▸ **YOUR ASSIGNMENT**
Wherever a line of the data contains "selected", copy that line.

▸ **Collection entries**

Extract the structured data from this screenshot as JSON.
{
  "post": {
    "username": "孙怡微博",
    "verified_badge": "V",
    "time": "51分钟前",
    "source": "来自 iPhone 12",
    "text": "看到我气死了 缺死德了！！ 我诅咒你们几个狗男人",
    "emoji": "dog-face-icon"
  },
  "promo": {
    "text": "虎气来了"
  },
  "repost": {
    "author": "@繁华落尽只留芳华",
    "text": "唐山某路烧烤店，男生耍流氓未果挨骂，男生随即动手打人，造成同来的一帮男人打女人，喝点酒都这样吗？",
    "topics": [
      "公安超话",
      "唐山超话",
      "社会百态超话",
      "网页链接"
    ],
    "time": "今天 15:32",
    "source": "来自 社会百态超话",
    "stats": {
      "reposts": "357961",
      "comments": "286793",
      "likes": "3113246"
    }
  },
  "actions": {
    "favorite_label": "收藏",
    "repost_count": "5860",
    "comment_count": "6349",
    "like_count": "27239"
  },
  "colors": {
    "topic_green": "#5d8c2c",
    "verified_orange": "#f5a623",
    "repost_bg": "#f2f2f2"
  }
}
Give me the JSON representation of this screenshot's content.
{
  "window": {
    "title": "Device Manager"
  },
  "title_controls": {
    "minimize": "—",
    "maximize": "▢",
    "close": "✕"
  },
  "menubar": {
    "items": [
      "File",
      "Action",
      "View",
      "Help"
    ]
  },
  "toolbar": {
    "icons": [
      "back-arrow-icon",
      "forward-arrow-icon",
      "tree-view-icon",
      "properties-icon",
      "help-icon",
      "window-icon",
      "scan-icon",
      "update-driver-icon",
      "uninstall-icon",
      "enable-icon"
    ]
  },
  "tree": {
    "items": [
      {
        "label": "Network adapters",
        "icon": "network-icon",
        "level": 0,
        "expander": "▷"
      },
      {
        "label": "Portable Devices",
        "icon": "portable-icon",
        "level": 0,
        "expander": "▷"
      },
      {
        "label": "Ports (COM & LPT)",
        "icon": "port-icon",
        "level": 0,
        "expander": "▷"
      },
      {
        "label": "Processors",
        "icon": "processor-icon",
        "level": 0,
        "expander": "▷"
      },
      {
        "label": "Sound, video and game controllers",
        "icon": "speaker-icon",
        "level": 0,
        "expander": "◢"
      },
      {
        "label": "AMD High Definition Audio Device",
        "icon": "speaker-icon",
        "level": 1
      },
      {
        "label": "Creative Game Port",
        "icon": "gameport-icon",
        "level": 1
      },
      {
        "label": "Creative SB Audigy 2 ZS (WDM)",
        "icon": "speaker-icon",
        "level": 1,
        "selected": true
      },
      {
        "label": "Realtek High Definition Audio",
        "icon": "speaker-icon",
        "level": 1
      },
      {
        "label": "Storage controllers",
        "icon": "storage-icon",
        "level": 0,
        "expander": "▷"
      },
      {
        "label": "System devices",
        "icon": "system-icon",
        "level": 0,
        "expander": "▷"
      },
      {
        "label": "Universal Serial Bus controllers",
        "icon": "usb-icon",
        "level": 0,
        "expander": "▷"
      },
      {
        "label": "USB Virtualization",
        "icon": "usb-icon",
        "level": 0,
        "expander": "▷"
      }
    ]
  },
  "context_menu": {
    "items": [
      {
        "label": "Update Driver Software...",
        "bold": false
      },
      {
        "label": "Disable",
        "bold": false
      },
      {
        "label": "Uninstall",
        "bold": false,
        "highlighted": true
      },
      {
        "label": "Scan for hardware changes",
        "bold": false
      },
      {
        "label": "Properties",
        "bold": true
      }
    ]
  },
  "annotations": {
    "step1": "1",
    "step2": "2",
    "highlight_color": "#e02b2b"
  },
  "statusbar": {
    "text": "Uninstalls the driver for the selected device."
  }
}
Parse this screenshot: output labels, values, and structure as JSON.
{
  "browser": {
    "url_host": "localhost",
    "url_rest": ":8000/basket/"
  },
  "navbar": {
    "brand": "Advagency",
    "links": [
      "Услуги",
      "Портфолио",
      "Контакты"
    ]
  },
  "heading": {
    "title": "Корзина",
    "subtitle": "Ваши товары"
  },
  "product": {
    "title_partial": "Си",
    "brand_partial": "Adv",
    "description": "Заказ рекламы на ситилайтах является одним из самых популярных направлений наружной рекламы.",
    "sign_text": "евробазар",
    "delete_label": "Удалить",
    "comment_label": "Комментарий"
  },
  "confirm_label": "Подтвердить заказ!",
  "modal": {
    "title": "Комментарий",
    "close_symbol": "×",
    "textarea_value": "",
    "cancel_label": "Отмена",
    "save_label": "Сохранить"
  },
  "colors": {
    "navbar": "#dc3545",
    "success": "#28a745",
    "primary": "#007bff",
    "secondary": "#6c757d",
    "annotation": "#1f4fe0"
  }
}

▸ **WRITTEN SOLUTION**
        "selected": true
    "text": "Uninstalls the driver for the selected device."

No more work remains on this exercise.